(Information supplied begins)
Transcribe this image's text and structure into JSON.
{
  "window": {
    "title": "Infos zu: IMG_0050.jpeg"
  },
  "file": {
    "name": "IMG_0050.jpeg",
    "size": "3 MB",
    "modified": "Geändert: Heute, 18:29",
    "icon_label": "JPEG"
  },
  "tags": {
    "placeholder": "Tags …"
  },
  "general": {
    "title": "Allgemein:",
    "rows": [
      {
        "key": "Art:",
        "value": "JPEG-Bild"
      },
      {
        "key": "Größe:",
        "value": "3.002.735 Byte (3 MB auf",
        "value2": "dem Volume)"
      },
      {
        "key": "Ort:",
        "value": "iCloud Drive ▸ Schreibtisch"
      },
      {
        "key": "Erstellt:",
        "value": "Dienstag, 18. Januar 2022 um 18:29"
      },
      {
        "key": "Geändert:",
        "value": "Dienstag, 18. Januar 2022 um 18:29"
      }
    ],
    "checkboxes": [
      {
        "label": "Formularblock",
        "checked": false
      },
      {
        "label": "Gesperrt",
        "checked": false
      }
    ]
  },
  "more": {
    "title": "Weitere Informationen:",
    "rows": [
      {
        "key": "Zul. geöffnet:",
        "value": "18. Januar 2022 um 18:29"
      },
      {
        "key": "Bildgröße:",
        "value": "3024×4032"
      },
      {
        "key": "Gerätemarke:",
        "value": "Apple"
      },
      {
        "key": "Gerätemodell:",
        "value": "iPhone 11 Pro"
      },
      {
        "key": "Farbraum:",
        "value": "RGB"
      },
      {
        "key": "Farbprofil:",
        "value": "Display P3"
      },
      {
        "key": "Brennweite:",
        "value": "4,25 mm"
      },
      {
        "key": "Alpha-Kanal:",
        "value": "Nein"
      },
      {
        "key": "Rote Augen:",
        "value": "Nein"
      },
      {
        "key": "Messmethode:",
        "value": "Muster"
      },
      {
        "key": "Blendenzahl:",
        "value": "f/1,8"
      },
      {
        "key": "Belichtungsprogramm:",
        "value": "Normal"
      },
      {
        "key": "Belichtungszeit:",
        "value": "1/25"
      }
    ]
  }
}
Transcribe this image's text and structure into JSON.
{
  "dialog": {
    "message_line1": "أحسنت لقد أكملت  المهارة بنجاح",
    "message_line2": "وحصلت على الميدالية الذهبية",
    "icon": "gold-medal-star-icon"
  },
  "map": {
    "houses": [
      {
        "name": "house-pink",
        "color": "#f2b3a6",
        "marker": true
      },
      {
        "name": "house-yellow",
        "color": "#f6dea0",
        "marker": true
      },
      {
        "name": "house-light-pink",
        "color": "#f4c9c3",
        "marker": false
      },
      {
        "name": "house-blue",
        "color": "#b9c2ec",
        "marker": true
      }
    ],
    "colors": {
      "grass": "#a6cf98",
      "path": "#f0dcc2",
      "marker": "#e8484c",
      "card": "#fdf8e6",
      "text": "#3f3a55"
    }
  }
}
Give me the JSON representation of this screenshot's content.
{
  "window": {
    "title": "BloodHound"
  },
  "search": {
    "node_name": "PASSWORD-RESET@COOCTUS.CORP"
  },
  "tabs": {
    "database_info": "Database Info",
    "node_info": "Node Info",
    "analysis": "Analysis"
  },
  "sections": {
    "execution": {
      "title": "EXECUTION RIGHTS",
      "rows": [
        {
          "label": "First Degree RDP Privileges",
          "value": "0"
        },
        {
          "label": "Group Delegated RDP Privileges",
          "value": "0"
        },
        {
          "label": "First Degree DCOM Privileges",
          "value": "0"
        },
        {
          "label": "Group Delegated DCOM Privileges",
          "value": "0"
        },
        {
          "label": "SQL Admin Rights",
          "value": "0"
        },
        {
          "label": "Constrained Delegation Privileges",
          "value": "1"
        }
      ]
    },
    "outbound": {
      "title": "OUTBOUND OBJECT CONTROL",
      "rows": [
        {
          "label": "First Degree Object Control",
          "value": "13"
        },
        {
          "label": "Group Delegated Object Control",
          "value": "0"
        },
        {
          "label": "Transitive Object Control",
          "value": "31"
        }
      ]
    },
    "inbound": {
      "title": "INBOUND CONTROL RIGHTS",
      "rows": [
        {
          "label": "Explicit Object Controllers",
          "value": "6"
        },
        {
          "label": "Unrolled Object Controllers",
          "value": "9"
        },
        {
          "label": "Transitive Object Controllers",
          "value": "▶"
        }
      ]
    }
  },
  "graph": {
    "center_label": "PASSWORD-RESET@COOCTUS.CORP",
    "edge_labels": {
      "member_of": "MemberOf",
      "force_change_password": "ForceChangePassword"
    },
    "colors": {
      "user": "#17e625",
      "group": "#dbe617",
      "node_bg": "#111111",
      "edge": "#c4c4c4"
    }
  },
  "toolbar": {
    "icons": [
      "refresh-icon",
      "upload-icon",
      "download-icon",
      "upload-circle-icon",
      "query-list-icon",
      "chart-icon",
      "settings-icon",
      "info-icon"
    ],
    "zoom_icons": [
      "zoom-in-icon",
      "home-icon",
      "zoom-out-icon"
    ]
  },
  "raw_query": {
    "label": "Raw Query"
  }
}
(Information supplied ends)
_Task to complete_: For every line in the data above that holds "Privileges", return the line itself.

_Written reply_:
          "label": "First Degree RDP Privileges",
          "label": "Group Delegated RDP Privileges",
          "label": "First Degree DCOM Privileges",
          "label": "Group Delegated DCOM Privileges",
          "label": "Constrained Delegation Privileges",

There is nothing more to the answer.